A simple conceptual model of soil vapor transport includes the outward diffusion of vapor-phase chemicals from impacted soil or groundwater and the potential advective flow of the vapors into an overlying building (Figure 7 1). The chemicals could migrate to and intrude residential or commercial/industrial building interiors. Common vapor intrusion pathways into buildings include basements, crawl spaces, cracks, and utility penetrations in concrete slabs. The intruding vapors subsequently mix with indoor air and the concentration of initial chemicals in the vapors is attenuated.


Figure 7-3: Complete Exposure Pathway CSM for Soil Vapor to Indoor Air.

A more detailed conceptual model of soil vapor transport might consider spatial temporal variations in subsurface conditions and building operations (e.g., daily or seasonally). Concentrations of VOCs beneath the slab of a home or building are likely to be heterogeneous (USEPA 2012d; Brewer et al. 2014, in prep). This factor and uncertainty regarding specific, vapor entry routes complicates the investigation of potential vapor intrusion hazards. As discussed in Section, the biased collection of subslab soil vapor samples from center of slabs, presumed to be the worst-case area for vapor accumulation as well as potential vapor entry points in other areas of the building (e.g., cracks in floor and utility gaps) is recommended.

The CSM could also include biodegradation processes commonly observed with petroleum hydrocarbon or volatile organic compounds (VOC) impacted soil and groundwater (Figure 7-2). The biodegradation processes include aerobic and anaerobic degradation of contaminants and potential production of additional chemicals of concern (referred to as daughter products). These conditions could change over time, as the release ages.
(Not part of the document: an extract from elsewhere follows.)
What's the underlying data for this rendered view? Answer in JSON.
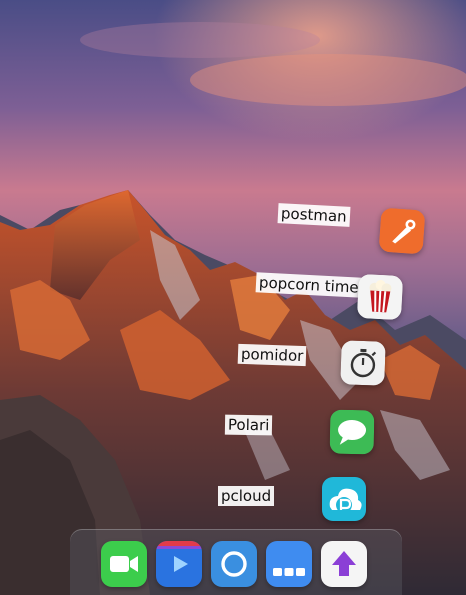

The vapor transport of daughter products, oxygen, CO2, and in the case of petroleum hydrocarbons, methane, should be considered when assessing aerobic or anaerobic biodegradation processes.

The exposure pathway for soil vapor should be included on the CSM, which serves as the basis of an exposure assessment (see HDOH 2016). An exposure pathway is defined as “the course a chemical or physical agent takes from the source to the exposed individual”. A completed exposure pathway to a potential receptor has the following four elements: (1) a source of contamination, (2) a contaminant release mechanism, (3) an environmental transport mechanism, and (4) an exposure route at the receptor contact point with the chemicals of concern. An example of a complete exposure pathway CSM diagram for soil vapor to indoor air is provided in Figure 7-3.

For the chemicals of concern to reach a potential receptor, each of the four elements of an exposure pathway must exist and must be complete. If any of these four elements are missing, the path is considered incomplete and does not present a means of exposure under the conditions assumed in the CSM. Common pathways for vapor intrusion from the subsurface are cracks or utility penetrations through the slab or basement walls/floor, sumps with earthen floors, and drain pipes (see Section 7.7.2). Bathrooms, kitchens and utility rooms are often the primary entry points for intruding vapors.

As discussed in Sections 7.6.2 and 7.10.1, it is important that a well-thought-out CSM be prepared prior to an investigation and used to help determine the number and location of vapor collection points as well as the frequency and timing of sample collection. See Section 3 for more information on designing a CSM. See Section 13 and the HEER Office EHE guidance for details on environmental hazard evaluation. Section 7.14 discusses the use of a multiple-lines-of-evidence approach to evaluate potential vapor intrusion hazards on a site-specific basis for cases where a high risk of vapor intrusion is identified.